In the case of marriage, in order to prevent the common reputation of their marriage that might ensue, the procedure is by suit of jactitation of marriage, in which the petitioner alleges that the respondent boasts that he or she is married to the petitioner, and prays a declaration of nullity and a decree putting the respondent to perpetual silence thereafter. To the suit there are three defences:

  1. denial of the boasting;
  2. the truth of the representations;
  3. allegation (by way of estoppel) that the petitioner acquiesced in the boasting of the respondent.

In Thompson v. Rourke,[1] the Court of Appeal laid down that the court will not make a decree in a jactitation suit in favour of a petitioner who has at any time acquiesced in the assertion of the respondent that they were actually married.

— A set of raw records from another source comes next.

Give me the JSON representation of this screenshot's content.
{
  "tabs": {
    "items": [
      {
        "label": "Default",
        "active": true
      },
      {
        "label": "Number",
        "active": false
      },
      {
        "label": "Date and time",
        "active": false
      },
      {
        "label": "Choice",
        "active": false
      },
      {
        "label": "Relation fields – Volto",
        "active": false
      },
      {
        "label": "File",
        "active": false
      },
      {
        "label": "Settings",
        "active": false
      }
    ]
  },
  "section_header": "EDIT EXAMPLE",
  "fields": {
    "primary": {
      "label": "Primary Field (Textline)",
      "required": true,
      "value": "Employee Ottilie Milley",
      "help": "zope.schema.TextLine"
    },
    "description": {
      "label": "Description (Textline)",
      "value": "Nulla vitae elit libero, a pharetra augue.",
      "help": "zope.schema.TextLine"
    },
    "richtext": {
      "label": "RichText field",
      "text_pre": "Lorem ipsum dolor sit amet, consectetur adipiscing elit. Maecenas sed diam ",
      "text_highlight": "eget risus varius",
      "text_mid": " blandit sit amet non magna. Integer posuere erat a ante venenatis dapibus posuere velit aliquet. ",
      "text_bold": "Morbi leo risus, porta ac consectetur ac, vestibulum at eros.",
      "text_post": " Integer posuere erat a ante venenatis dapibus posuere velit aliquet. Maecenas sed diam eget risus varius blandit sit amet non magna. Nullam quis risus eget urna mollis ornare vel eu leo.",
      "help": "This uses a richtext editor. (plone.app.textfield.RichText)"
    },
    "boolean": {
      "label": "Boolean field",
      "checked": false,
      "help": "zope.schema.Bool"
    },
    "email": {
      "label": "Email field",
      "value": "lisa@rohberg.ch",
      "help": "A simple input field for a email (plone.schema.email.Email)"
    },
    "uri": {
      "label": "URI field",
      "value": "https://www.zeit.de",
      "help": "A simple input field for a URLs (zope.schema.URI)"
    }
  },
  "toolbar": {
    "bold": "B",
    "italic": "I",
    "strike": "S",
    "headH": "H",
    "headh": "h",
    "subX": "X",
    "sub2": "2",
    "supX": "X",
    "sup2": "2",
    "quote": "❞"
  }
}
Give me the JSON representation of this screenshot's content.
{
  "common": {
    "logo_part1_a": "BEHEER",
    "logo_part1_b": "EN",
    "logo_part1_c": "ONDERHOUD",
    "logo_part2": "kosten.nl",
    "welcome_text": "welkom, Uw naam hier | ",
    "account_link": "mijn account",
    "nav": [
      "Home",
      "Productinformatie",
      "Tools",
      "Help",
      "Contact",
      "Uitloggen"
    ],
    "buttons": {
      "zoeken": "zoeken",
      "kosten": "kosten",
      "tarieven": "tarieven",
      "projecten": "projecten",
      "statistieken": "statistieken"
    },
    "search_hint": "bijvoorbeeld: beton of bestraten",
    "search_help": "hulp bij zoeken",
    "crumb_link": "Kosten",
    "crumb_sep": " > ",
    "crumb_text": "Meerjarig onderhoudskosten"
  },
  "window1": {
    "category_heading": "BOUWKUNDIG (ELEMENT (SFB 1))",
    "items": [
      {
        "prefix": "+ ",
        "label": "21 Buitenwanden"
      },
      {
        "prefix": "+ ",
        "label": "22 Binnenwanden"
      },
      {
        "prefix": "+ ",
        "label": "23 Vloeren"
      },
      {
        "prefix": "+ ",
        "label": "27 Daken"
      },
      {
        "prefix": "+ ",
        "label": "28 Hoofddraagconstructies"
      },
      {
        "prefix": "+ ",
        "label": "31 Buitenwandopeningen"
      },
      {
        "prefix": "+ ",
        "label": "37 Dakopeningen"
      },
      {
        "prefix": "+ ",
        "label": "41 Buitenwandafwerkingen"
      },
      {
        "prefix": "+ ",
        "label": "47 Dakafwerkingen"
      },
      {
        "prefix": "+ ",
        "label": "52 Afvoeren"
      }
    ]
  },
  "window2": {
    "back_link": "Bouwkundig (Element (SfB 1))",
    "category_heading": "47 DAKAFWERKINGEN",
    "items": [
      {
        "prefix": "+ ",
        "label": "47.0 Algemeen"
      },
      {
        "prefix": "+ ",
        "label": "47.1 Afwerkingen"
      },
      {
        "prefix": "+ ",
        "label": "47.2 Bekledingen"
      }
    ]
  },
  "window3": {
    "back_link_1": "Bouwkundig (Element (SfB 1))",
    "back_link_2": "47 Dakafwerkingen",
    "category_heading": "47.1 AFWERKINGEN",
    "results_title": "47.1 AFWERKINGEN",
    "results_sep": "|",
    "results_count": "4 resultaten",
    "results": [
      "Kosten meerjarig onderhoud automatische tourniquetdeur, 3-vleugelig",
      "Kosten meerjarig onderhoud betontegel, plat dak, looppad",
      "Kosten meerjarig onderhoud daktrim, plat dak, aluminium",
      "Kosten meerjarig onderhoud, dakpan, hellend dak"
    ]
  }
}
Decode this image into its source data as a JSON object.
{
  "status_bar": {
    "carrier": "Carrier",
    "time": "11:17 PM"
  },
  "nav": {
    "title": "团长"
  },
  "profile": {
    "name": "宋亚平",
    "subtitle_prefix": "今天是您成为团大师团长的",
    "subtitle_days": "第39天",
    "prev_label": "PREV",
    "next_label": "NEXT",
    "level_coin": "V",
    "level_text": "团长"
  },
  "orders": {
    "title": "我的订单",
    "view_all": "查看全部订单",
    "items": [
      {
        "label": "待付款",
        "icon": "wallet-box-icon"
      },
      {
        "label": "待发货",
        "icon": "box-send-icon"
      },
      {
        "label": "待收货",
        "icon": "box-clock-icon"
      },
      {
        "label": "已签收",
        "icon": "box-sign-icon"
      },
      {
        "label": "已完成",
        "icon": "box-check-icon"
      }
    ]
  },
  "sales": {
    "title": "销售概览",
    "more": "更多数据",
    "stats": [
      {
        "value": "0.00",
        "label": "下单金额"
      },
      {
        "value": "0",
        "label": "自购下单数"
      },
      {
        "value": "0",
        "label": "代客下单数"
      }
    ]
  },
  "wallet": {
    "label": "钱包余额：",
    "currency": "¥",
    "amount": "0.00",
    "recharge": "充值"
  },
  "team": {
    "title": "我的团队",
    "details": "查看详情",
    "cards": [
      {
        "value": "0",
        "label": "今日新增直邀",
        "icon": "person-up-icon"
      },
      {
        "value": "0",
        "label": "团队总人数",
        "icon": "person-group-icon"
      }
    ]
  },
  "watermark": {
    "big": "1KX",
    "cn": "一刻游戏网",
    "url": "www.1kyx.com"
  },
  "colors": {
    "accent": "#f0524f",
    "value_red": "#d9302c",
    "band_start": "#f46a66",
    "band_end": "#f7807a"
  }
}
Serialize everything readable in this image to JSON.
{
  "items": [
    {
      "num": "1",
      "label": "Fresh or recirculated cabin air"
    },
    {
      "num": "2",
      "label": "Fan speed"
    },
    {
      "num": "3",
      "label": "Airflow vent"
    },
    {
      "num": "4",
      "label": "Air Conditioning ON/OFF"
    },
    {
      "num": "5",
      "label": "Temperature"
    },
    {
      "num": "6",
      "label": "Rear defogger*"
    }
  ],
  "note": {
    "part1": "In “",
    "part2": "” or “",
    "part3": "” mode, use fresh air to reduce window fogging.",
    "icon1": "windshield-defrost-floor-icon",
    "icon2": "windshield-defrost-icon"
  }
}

Prior to 1857 such a proceeding took place only in the ecclesiastical courts, but by express terms of the Matrimonial Causes Act 1857 it could be brought in the Probate, Divorce and Admiralty Division of the High Court.


In some jurisdictions, this suit has been abolished.

In the United Kingdom, the right to petition for jactitation of marriage was abolished by section 61 of the Family Law Act 1986.

In the Republic of Ireland, the Family Law Act 1995 implemented the recommendations of a 1983 report by the Law Reform Commission,[2] by abolishing the right to petition for jactitation of marriage,[3] and instead empowering the Circuit Family Court to make a declaration about the status of a person's marriage.[4]



Public Domain This article incorporates text from a publication now in the public domainChisholm, Hugh, ed. (1911). "Jactitation". Encyclopædia Britannica (11th ed.). Cambridge University Press. 


  1. ^ Thompson v. Rourke, 1893, Prob. 70
  2. ^ Taylor, Mervyn (18 May 1994). "Family Law Bill, 1994: Committee Stage". Select Committee on Legislation and Security proceedings. Oireachtas. pp. Section 34. Retrieved 14 April 2016. The provision in the Bill takes account of the Law Reform Commission’s report on jacitation [sic] of marriage and declarations of marital status in 1983. That report recommended the abolition of the action which had fallen into disuse. In line with this report, section 29 of the Bill is restating in modern form the law relating to declarations as to marital status, recognition of foreign divorces and so on. It was an ancient remedy which has fallen into complete disuse and hence is being abolished. 
  3. ^ "Family Law Act, 1995, Section 34". Irish Statute Book. Retrieved 14 April 2016. 
  4. ^ "Family Law Act, 1995, Section 29". Irish Statute Book. Retrieved 14 April 2016.